_WORKING DATA_.

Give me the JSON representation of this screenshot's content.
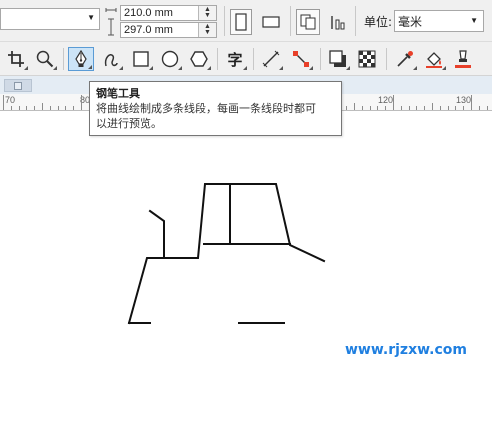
{
  "property_bar": {
    "width_value": "210.0 mm",
    "height_value": "297.0 mm",
    "unit_label": "单位:",
    "unit_value": "毫米",
    "spin_up": "▲",
    "spin_down": "▼",
    "dropdown_arrow": "▼"
  },
  "toolbox": {
    "text_tool_glyph": "字",
    "icons": [
      "crop-icon",
      "zoom-icon",
      "pen-icon",
      "curve-icon",
      "rectangle-icon",
      "ellipse-icon",
      "polygon-icon",
      "text-icon",
      "line-icon",
      "connector-icon",
      "drop-shadow-icon",
      "transparency-icon",
      "eyedropper-icon",
      "fill-icon",
      "outline-fill-icon"
    ]
  },
  "ruler": {
    "labels": [
      "70",
      "80",
      "120",
      "130"
    ]
  },
  "tooltip": {
    "title": "钢笔工具",
    "line1": "将曲线绘制成多条线段，每画一条线段时都可",
    "line2": "以进行预览。"
  },
  "watermark": {
    "text": "www.rjzxw.com"
  },
  "colors": {
    "toolbar_bg": "#f0f0f0",
    "ruler_strip": "#e4ecf4",
    "watermark": "#1f7fe0",
    "pen_highlight": "#cce4f7"
  }
}
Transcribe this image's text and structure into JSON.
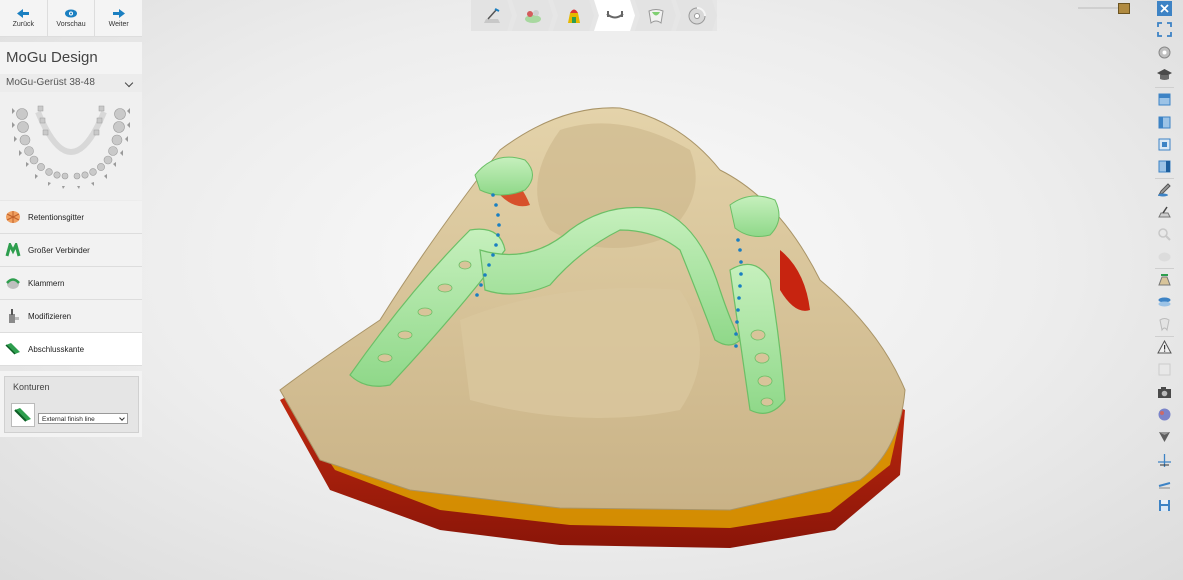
{
  "nav": {
    "back_label": "Zurück",
    "preview_label": "Vorschau",
    "next_label": "Weiter"
  },
  "app_title": "MoGu Design",
  "framework_select": "MoGu-Gerüst 38-48",
  "steps": [
    {
      "label": "Retentionsgitter",
      "icon": "retention-grid-icon"
    },
    {
      "label": "Großer Verbinder",
      "icon": "major-connector-icon"
    },
    {
      "label": "Klammern",
      "icon": "clasp-icon"
    },
    {
      "label": "Modifizieren",
      "icon": "modify-icon"
    },
    {
      "label": "Abschlusskante",
      "icon": "finish-line-icon"
    }
  ],
  "contours": {
    "title": "Konturen",
    "select_value": "External finish line"
  },
  "top_toolbar": [
    {
      "icon": "prepare-model-icon",
      "active": false
    },
    {
      "icon": "survey-icon",
      "active": false
    },
    {
      "icon": "blockout-icon",
      "active": false
    },
    {
      "icon": "framework-design-icon",
      "active": true
    },
    {
      "icon": "tooth-setup-icon",
      "active": false
    },
    {
      "icon": "export-disc-icon",
      "active": false
    }
  ],
  "colors": {
    "accent_blue": "#1a7fc1",
    "gum_tan": "#d8c49a",
    "framework_green": "#a9e6a3",
    "undercut_red": "#b01c10",
    "undercut_yellow": "#e5c200"
  }
}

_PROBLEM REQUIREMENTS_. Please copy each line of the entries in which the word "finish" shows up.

_ANSWER BOX_.
      "icon": "finish-line-icon"
    "select_value": "External finish line"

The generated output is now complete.